Looking at the daily chart (see chart below), the SCTR crossed above 70 in mid-June and stayed above it during the stock price pullback. Another point to note is that LULU’s performance with respect to the S&P 500 crossed above its 21-day exponential moving average (EMA).
This scenario occurred earlier when the stock gapped up in April. But, in mid-May, the SCTR fell below 70, and the relative strength fell below its 21-day EMA. Given that the stock has a history of gapping up and down, the odds of a similar action occurring are high.
So, How Do You Trade LULU Stock?
At the moment, it looks like LULU is hesitating to go either way.
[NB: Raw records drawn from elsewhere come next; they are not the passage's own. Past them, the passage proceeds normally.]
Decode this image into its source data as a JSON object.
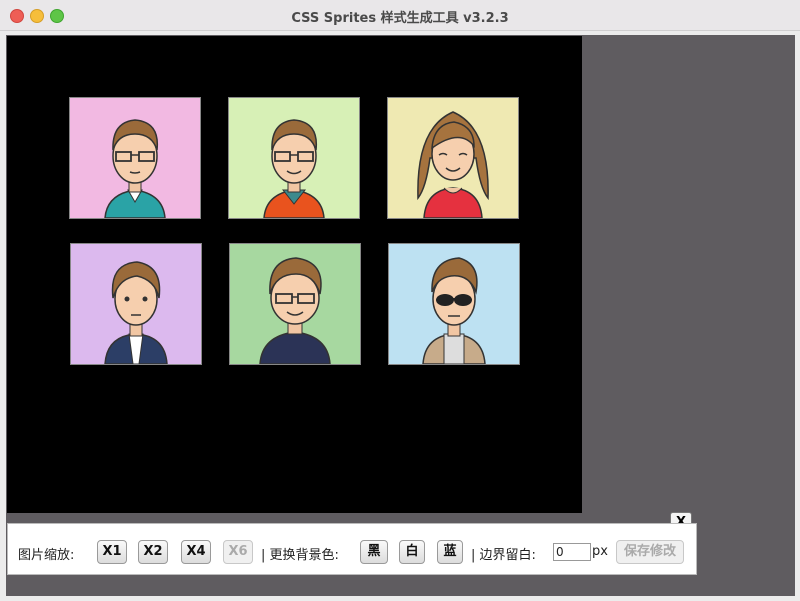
{
  "window": {
    "title": "CSS Sprites 样式生成工具 v3.2.3"
  },
  "sprites": [
    {
      "name": "avatar-man-teal-shirt",
      "bg": "#f2b9e2"
    },
    {
      "name": "avatar-man-orange-sweater",
      "bg": "#d7f0b6"
    },
    {
      "name": "avatar-woman-long-hair",
      "bg": "#efe9b2"
    },
    {
      "name": "avatar-man-suit",
      "bg": "#dcb9ee"
    },
    {
      "name": "avatar-man-dark-sweater",
      "bg": "#a7d8a0"
    },
    {
      "name": "avatar-man-sunglasses",
      "bg": "#bde1f2"
    }
  ],
  "toolbar": {
    "scale_label": "图片缩放:",
    "x1": "X1",
    "x2": "X2",
    "x4": "X4",
    "x6": "X6",
    "bg_label": "| 更换背景色:",
    "black": "黑",
    "white": "白",
    "blue": "蓝",
    "margin_label": "| 边界留白:",
    "margin_value": "0",
    "px": "px",
    "save": "保存修改",
    "close": "X"
  }
}
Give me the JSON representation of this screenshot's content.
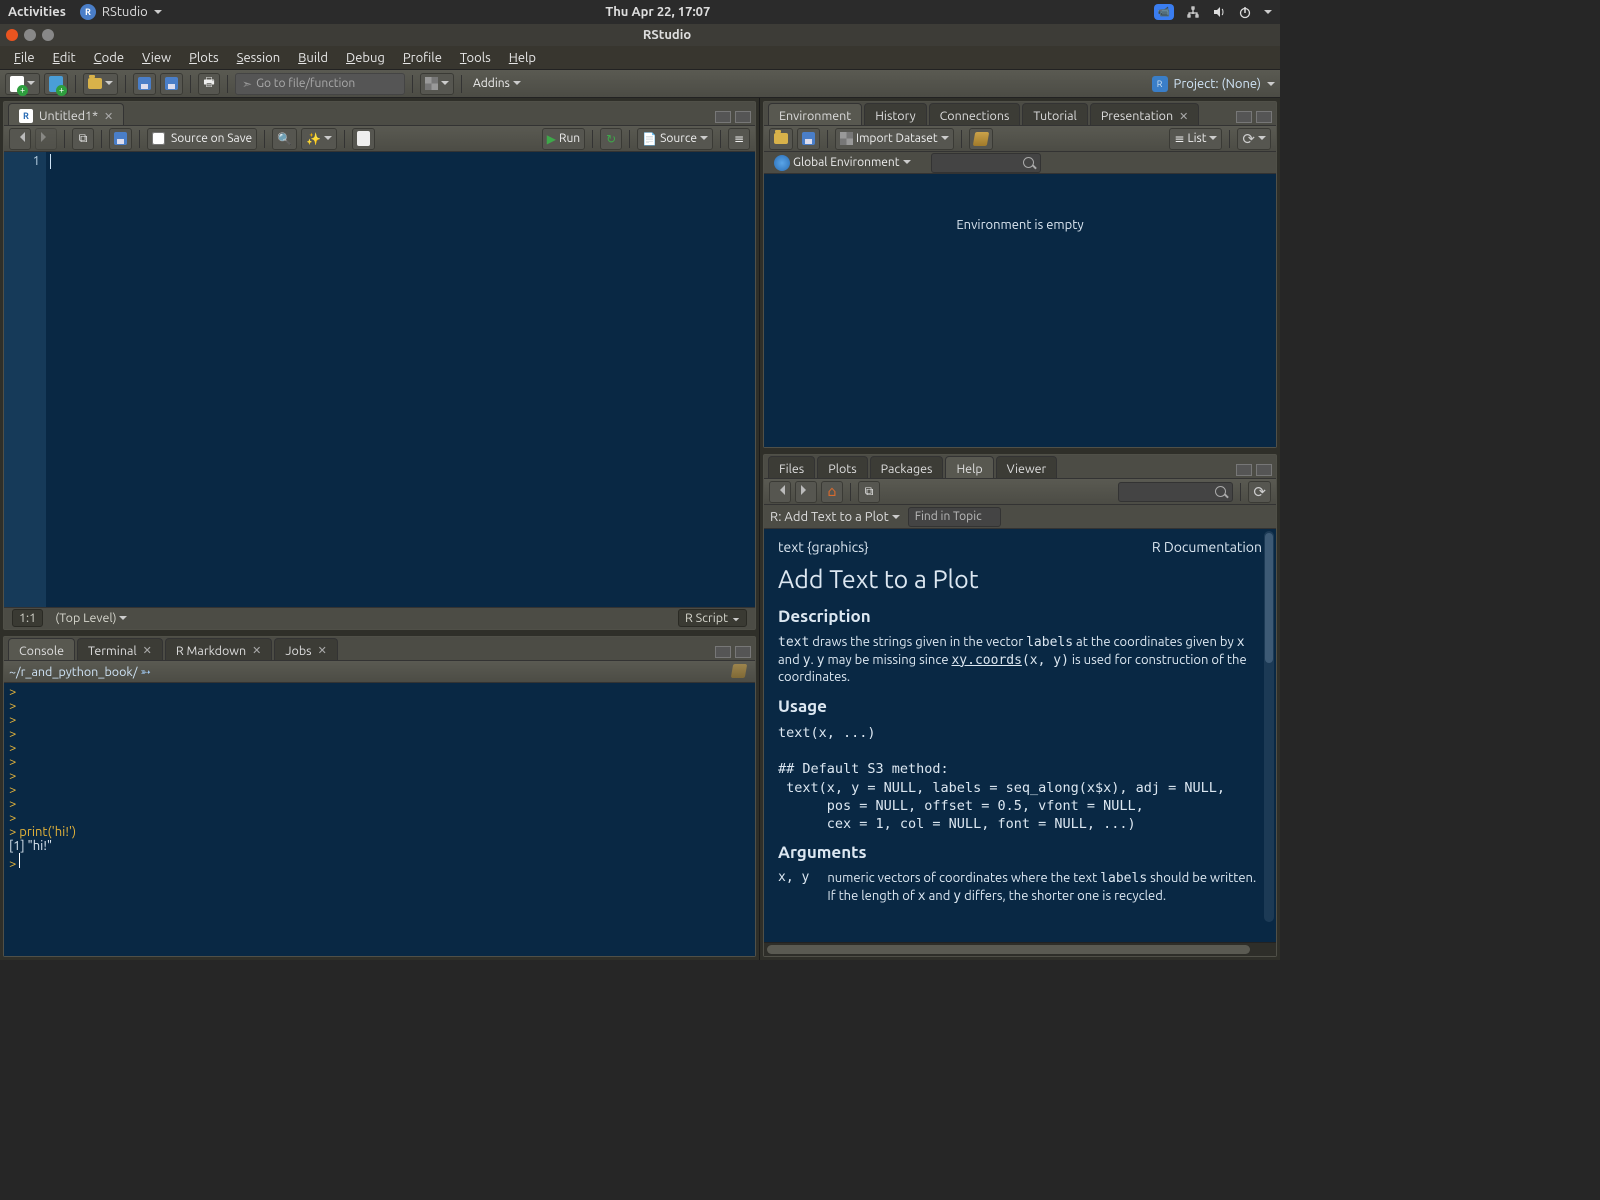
{
  "sysbar": {
    "activities": "Activities",
    "app": "RStudio",
    "clock": "Thu Apr 22, 17:07"
  },
  "titlebar": {
    "title": "RStudio"
  },
  "menubar": [
    "File",
    "Edit",
    "Code",
    "View",
    "Plots",
    "Session",
    "Build",
    "Debug",
    "Profile",
    "Tools",
    "Help"
  ],
  "toolbar": {
    "gotofile": "Go to file/function",
    "addins": "Addins",
    "project": "Project: (None)"
  },
  "source": {
    "tab": "Untitled1*",
    "source_on_save": "Source on Save",
    "run": "Run",
    "source_btn": "Source",
    "gutter": "1",
    "status_pos": "1:1",
    "status_scope": "(Top Level)",
    "status_lang": "R Script"
  },
  "console": {
    "tabs": [
      "Console",
      "Terminal",
      "R Markdown",
      "Jobs"
    ],
    "path": "~/r_and_python_book/",
    "lines": [
      {
        "t": "p",
        "v": "> "
      },
      {
        "t": "p",
        "v": "> "
      },
      {
        "t": "p",
        "v": "> "
      },
      {
        "t": "p",
        "v": "> "
      },
      {
        "t": "p",
        "v": "> "
      },
      {
        "t": "p",
        "v": "> "
      },
      {
        "t": "p",
        "v": "> "
      },
      {
        "t": "p",
        "v": "> "
      },
      {
        "t": "p",
        "v": "> "
      },
      {
        "t": "p",
        "v": "> "
      },
      {
        "t": "c",
        "v": "> print('hi!')"
      },
      {
        "t": "o",
        "v": "[1] \"hi!\""
      },
      {
        "t": "p",
        "v": "> "
      }
    ]
  },
  "env": {
    "tabs": [
      "Environment",
      "History",
      "Connections",
      "Tutorial",
      "Presentation"
    ],
    "import": "Import Dataset",
    "list": "List",
    "scope": "Global Environment",
    "empty": "Environment is empty"
  },
  "help": {
    "tabs": [
      "Files",
      "Plots",
      "Packages",
      "Help",
      "Viewer"
    ],
    "breadcrumb": "R: Add Text to a Plot",
    "find_ph": "Find in Topic",
    "pkg": "text {graphics}",
    "rdoc": "R Documentation",
    "title": "Add Text to a Plot",
    "h_desc": "Description",
    "desc_1": "text",
    "desc_2": " draws the strings given in the vector ",
    "desc_3": "labels",
    "desc_4": " at the coordinates given by ",
    "desc_5": "x",
    "desc_6": " and ",
    "desc_7": "y",
    "desc_8": ". ",
    "desc_9": "y",
    "desc_10": " may be missing since ",
    "desc_link": "xy.coords",
    "desc_11": "(x, y)",
    "desc_12": " is used for construction of the coordinates.",
    "h_usage": "Usage",
    "usage": "text(x, ...)\n\n## Default S3 method:\n text(x, y = NULL, labels = seq_along(x$x), adj = NULL,\n      pos = NULL, offset = 0.5, vfont = NULL,\n      cex = 1, col = NULL, font = NULL, ...)",
    "h_args": "Arguments",
    "arg_k": "x, y",
    "arg_v1": "numeric vectors of coordinates where the text ",
    "arg_v2": "labels",
    "arg_v3": " should be written. If the length of ",
    "arg_v4": "x",
    "arg_v5": " and ",
    "arg_v6": "y",
    "arg_v7": " differs, the shorter one is recycled."
  }
}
- The first support level is the 50-day SMA which would take the stock to just below $370. If it breaks below this level, you’ll look at the 100-day SMA as the next support level. There are clear support and resistance levels when you look back at past price action. These are represented by the pink horizontal lines. LULU’s stock price could remain within any moving average that acts as support and the upper resistance line for a while.
- If the stock drops to the 50-day SMA and bounces back up, it could be a potential short-term trade with an entry just above $370 and a profit target of $387, which is a resistance level. Place a stop just below the 50-day SMA.
- If you are considering a longer-term trade, turn to the weekly chart and make sure that the 100- and 200-week SMAs are turning upward.
Other Stocks From the Scan
Here are some of the other stocks that showed up on the large-cap SCTR scan. Note: The SCTR scan has been modified to include ETFs.
Baidu, Inc. (BIDU)
CrowdStrike Holdings, Inc. (CRWD)
Snowflake, Inc. (SNOW)
Las Vegas Sands Corp. (LVS)
Microchip Technology, Inc. (MCHP)
Vanguard Total World Stock ETF (VT)
iShares MSCI ACWI ETF (ACWI)
Looking Back at WYNN
In last week’s SCTR scan article, the featured stock was Wynn Resorts (WYNN). Let’s look at how that stock is performing.
WYNN is still trading below its 50-day SMA, which is acting as a pretty strong resistance level. The SCTR is still above 70 and relative strength is relatively flat. The stock could continue trading sideways for a while. As long as the trading conditions are still valid, it’s worth keeping the stock in your ChartLists.
SCTR Crossing Scan
[country is US] and [sma(20,volume) > 100000] and [[SCTR.us.etf x 76] or [SCTR.large x 76] or [SCTR.us.etf x 78] or [SCTR.large x 78] or [SCTR.us.etf x 80] or [SCTR.large x80]]
Credit goes to Greg Schnell, CMT, MFTA.
Disclaimer: This blog is for educational purposes only and should not be construed as financial advice. The ideas and strategies should never be used without first assessing your own personal and financial situation, or without consulting a financial professional.